    “With Freddie Mercury gone for some two decades, it’s easy to forget Queen’s power and majesty ” <<< It's really not. Nor have millions of people around the world. Didn't you see the Olympic closing ceremony for example?
    No one's going to be forgetting Freddie Mercury and Queen in a long time.

  • Perplexio

    The Mercury biopic with Sacha Baron Cohen as Freddie should serve as a nice little reminder of how brilliant Queen was and what a brilliant showman/entertainer Freddie was.

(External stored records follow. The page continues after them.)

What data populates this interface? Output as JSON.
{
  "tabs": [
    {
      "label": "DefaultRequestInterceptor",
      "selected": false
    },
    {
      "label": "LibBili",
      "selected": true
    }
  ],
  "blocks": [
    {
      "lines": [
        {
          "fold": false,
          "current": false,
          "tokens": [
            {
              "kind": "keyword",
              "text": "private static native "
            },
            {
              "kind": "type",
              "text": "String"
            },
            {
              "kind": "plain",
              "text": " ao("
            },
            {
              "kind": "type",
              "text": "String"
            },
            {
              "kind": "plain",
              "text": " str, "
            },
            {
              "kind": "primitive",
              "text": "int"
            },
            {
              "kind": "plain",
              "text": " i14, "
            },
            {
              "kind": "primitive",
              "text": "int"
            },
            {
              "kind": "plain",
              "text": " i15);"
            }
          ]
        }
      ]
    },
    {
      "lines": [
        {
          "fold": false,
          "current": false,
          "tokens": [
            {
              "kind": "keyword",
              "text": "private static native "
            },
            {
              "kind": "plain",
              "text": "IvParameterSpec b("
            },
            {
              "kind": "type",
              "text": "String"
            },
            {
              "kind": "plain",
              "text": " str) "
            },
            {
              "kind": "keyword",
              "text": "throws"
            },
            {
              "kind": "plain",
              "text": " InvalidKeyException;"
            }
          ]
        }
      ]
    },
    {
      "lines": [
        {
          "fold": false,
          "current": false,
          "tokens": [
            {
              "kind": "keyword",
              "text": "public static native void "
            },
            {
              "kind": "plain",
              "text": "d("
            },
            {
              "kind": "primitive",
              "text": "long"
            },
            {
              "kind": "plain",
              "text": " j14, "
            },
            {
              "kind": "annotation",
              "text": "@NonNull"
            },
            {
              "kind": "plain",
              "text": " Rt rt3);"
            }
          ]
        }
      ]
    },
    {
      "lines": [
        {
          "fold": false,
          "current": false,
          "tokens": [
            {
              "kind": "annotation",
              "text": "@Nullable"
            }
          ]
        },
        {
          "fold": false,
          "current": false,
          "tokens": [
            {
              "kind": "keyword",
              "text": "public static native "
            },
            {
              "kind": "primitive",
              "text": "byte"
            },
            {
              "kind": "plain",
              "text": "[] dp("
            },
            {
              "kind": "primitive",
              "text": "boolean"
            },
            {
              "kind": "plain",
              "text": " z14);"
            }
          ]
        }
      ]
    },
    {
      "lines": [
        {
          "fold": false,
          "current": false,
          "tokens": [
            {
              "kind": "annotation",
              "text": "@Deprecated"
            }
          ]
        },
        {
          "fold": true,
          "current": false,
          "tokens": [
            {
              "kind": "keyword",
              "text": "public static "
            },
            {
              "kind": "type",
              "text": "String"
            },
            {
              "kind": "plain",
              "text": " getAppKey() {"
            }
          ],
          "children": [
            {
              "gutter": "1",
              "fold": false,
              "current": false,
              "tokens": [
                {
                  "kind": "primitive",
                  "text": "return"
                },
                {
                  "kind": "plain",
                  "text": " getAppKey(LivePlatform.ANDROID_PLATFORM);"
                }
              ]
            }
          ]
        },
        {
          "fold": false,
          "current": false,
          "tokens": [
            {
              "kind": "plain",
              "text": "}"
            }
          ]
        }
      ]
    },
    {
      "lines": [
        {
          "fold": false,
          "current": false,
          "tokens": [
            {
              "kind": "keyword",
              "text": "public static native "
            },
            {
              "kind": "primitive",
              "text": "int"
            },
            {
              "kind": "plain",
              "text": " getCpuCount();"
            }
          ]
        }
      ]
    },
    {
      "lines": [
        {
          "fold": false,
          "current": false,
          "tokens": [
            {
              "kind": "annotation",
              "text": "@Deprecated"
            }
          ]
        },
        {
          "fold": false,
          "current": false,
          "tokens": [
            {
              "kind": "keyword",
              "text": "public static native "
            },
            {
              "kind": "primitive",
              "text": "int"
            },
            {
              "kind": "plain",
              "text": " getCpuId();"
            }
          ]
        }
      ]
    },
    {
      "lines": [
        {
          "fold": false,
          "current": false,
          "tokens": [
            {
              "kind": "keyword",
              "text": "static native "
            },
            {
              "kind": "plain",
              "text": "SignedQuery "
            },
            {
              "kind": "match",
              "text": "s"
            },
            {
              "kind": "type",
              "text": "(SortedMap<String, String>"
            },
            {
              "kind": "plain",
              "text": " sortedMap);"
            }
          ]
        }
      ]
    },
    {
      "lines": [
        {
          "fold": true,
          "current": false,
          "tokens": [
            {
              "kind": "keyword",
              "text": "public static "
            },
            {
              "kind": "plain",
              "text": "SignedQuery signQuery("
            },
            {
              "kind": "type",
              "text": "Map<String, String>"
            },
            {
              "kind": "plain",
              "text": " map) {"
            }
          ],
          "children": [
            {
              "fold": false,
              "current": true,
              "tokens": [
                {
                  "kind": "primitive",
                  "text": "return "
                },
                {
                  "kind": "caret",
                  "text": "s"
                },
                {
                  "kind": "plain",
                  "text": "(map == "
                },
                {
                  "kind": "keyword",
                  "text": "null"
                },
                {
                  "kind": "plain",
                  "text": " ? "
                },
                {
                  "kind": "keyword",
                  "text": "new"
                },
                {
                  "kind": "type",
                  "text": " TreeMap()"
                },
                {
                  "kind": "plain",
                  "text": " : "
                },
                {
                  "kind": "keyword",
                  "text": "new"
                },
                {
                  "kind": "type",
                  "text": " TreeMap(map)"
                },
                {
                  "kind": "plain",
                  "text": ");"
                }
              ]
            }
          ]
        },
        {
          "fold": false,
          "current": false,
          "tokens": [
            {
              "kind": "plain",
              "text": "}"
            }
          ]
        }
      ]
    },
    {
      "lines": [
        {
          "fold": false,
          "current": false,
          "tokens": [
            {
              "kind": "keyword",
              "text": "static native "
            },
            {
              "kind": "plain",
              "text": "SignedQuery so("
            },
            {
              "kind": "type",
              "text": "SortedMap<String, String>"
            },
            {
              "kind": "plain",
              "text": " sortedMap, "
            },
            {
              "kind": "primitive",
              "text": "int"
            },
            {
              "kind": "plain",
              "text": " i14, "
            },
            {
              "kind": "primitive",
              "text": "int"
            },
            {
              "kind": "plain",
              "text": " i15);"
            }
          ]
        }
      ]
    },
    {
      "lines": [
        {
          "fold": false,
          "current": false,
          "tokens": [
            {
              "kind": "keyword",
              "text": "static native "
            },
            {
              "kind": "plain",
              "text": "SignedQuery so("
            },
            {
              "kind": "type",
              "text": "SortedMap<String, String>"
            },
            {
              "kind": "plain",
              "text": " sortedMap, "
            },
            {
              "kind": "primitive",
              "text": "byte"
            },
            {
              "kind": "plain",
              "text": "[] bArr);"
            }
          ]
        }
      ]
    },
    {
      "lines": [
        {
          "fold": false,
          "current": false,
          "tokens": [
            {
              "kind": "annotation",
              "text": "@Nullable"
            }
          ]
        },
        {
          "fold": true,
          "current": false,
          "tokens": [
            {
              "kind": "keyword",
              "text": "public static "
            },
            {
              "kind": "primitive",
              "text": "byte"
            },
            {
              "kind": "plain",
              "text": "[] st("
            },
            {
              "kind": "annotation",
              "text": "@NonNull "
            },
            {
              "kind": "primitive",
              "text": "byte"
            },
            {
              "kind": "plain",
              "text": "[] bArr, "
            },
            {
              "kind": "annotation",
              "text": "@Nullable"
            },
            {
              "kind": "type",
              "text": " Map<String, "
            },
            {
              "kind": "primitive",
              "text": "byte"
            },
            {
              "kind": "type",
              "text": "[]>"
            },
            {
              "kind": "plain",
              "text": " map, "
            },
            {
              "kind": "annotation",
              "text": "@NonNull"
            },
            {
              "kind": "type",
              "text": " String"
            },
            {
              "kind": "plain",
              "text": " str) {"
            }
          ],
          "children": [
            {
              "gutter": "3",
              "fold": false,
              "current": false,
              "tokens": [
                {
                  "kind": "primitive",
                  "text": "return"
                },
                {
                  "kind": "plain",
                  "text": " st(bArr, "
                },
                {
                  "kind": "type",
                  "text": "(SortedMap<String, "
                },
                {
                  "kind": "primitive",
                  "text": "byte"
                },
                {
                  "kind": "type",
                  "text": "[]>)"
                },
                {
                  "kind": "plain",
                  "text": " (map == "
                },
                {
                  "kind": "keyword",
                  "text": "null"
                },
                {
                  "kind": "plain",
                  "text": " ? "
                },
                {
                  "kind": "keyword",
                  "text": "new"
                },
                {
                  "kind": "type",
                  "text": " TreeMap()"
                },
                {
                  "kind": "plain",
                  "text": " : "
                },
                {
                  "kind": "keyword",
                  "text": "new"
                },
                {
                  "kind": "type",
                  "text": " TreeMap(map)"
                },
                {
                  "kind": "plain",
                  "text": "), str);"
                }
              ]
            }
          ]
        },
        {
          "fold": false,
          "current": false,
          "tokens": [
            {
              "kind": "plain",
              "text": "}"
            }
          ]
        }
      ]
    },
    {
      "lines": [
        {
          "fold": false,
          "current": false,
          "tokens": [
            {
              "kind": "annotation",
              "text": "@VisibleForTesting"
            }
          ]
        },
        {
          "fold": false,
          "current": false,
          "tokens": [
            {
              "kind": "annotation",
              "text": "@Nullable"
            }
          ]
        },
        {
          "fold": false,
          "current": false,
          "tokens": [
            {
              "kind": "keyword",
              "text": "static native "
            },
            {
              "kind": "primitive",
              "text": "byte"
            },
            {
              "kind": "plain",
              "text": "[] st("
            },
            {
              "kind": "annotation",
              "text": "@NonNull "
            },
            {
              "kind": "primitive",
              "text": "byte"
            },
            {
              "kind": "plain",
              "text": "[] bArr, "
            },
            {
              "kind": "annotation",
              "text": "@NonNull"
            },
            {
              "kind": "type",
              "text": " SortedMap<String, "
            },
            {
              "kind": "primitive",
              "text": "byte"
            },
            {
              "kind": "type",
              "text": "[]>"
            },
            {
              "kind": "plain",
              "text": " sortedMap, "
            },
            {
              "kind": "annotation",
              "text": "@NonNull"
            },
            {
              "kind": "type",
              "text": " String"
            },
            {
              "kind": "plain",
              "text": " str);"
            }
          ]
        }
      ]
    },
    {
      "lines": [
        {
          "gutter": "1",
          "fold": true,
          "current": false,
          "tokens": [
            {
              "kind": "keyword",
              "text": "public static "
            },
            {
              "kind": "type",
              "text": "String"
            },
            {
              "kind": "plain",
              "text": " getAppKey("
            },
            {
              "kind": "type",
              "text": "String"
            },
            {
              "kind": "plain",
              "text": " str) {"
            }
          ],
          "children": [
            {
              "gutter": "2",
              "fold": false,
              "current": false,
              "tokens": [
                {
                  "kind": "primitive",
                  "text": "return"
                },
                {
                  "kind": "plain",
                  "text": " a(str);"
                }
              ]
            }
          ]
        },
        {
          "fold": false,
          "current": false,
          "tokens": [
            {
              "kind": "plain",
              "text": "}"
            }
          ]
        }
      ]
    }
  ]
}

    As for the post Freddie Queen incarnations, I actually liked the Paul Rodgers incarnation. With most of the post Freddie Queen “tributes” the singers tried to sound like him. In Rodgers they had a guy who sounded great and sounded nothing like Freddie. He put a new and interesting stamp on the Queen classics. Not to mention Brian May put his own stamp on some Free and Bad Company classics.